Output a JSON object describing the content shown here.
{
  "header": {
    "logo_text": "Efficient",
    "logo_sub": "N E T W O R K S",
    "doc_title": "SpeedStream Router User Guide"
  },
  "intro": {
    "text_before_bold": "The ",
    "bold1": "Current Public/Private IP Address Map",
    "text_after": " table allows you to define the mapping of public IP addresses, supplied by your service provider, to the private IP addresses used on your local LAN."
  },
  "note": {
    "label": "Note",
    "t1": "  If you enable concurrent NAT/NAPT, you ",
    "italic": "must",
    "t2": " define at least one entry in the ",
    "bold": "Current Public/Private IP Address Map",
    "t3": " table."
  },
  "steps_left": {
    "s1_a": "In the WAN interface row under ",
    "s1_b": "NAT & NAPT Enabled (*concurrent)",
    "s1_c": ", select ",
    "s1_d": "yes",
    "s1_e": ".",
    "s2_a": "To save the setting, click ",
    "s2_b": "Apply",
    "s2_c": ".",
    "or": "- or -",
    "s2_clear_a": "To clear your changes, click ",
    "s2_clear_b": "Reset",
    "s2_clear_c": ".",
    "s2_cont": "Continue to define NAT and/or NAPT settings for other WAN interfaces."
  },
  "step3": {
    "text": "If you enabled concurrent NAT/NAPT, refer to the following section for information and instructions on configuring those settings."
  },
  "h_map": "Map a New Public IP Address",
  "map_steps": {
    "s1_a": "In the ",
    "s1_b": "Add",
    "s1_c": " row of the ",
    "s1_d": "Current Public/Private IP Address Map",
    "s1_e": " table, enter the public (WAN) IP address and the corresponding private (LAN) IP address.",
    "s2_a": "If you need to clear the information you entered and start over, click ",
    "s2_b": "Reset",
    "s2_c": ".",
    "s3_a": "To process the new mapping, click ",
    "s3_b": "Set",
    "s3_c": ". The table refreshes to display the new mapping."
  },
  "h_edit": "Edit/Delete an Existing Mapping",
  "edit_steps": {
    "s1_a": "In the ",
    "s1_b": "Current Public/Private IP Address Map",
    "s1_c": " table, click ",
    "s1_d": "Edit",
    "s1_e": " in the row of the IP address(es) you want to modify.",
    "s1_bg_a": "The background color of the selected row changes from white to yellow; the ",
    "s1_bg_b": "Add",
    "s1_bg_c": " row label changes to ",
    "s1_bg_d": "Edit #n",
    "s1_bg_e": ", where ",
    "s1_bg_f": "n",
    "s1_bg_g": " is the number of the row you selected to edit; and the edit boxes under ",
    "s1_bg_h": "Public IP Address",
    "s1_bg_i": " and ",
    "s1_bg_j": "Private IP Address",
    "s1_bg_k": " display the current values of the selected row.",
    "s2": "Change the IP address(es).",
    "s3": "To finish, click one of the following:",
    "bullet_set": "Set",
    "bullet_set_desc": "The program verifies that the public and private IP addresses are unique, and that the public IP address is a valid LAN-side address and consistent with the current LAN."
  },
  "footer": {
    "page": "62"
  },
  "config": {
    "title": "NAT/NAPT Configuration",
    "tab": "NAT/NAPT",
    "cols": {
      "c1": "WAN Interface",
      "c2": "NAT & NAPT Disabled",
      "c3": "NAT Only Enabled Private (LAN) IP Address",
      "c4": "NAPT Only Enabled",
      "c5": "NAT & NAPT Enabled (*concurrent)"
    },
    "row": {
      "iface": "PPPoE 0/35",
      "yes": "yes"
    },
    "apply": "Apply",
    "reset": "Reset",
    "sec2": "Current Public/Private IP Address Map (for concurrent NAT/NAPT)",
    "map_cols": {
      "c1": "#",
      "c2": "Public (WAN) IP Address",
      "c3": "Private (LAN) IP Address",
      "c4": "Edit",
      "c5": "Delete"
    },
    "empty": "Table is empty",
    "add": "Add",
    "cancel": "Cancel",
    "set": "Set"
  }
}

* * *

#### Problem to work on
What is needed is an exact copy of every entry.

#### Solution to this task
Output a JSON object describing the content shown here.
{
  "header": {
    "logo_text": "Efficient",
    "logo_sub": "N E T W O R K S",
    "doc_title": "SpeedStream Router User Guide"
  },
  "intro": {
    "text_before_bold": "The ",
    "bold1": "Current Public/Private IP Address Map",
    "text_after": " table allows you to define the mapping of public IP addresses, supplied by your service provider, to the private IP addresses used on your local LAN."
  },
  "note": {
    "label": "Note",
    "t1": "  If you enable concurrent NAT/NAPT, you ",
    "italic": "must",
    "t2": " define at least one entry in the ",
    "bold": "Current Public/Private IP Address Map",
    "t3": " table."
  },
  "steps_left": {
    "s1_a": "In the WAN interface row under ",
    "s1_b": "NAT & NAPT Enabled (*concurrent)",
    "s1_c": ", select ",
    "s1_d": "yes",
    "s1_e": ".",
    "s2_a": "To save the setting, click ",
    "s2_b": "Apply",
    "s2_c": ".",
    "or": "- or -",
    "s2_clear_a": "To clear your changes, click ",
    "s2_clear_b": "Reset",
    "s2_clear_c": ".",
    "s2_cont": "Continue to define NAT and/or NAPT settings for other WAN interfaces."
  },
  "step3": {
    "text": "If you enabled concurrent NAT/NAPT, refer to the following section for information and instructions on configuring those settings."
  },
  "h_map": "Map a New Public IP Address",
  "map_steps": {
    "s1_a": "In the ",
    "s1_b": "Add",
    "s1_c": " row of the ",
    "s1_d": "Current Public/Private IP Address Map",
    "s1_e": " table, enter the public (WAN) IP address and the corresponding private (LAN) IP address.",
    "s2_a": "If you need to clear the information you entered and start over, click ",
    "s2_b": "Reset",
    "s2_c": ".",
    "s3_a": "To process the new mapping, click ",
    "s3_b": "Set",
    "s3_c": ". The table refreshes to display the new mapping."
  },
  "h_edit": "Edit/Delete an Existing Mapping",
  "edit_steps": {
    "s1_a": "In the ",
    "s1_b": "Current Public/Private IP Address Map",
    "s1_c": " table, click ",
    "s1_d": "Edit",
    "s1_e": " in the row of the IP address(es) you want to modify.",
    "s1_bg_a": "The background color of the selected row changes from white to yellow; the ",
    "s1_bg_b": "Add",
    "s1_bg_c": " row label changes to ",
    "s1_bg_d": "Edit #n",
    "s1_bg_e": ", where ",
    "s1_bg_f": "n",
    "s1_bg_g": " is the number of the row you selected to edit; and the edit boxes under ",
    "s1_bg_h": "Public IP Address",
    "s1_bg_i": " and ",
    "s1_bg_j": "Private IP Address",
    "s1_bg_k": " display the current values of the selected row.",
    "s2": "Change the IP address(es).",
    "s3": "To finish, click one of the following:",
    "bullet_set": "Set",
    "bullet_set_desc": "The program verifies that the public and private IP addresses are unique, and that the public IP address is a valid LAN-side address and consistent with the current LAN."
  },
  "footer": {
    "page": "62"
  },
  "config": {
    "title": "NAT/NAPT Configuration",
    "tab": "NAT/NAPT",
    "cols": {
      "c1": "WAN Interface",
      "c2": "NAT & NAPT Disabled",
      "c3": "NAT Only Enabled Private (LAN) IP Address",
      "c4": "NAPT Only Enabled",
      "c5": "NAT & NAPT Enabled (*concurrent)"
    },
    "row": {
      "iface": "PPPoE 0/35",
      "yes": "yes"
    },
    "apply": "Apply",
    "reset": "Reset",
    "sec2": "Current Public/Private IP Address Map (for concurrent NAT/NAPT)",
    "map_cols": {
      "c1": "#",
      "c2": "Public (WAN) IP Address",
      "c3": "Private (LAN) IP Address",
      "c4": "Edit",
      "c5": "Delete"
    },
    "empty": "Table is empty",
    "add": "Add",
    "cancel": "Cancel",
    "set": "Set"
  }
}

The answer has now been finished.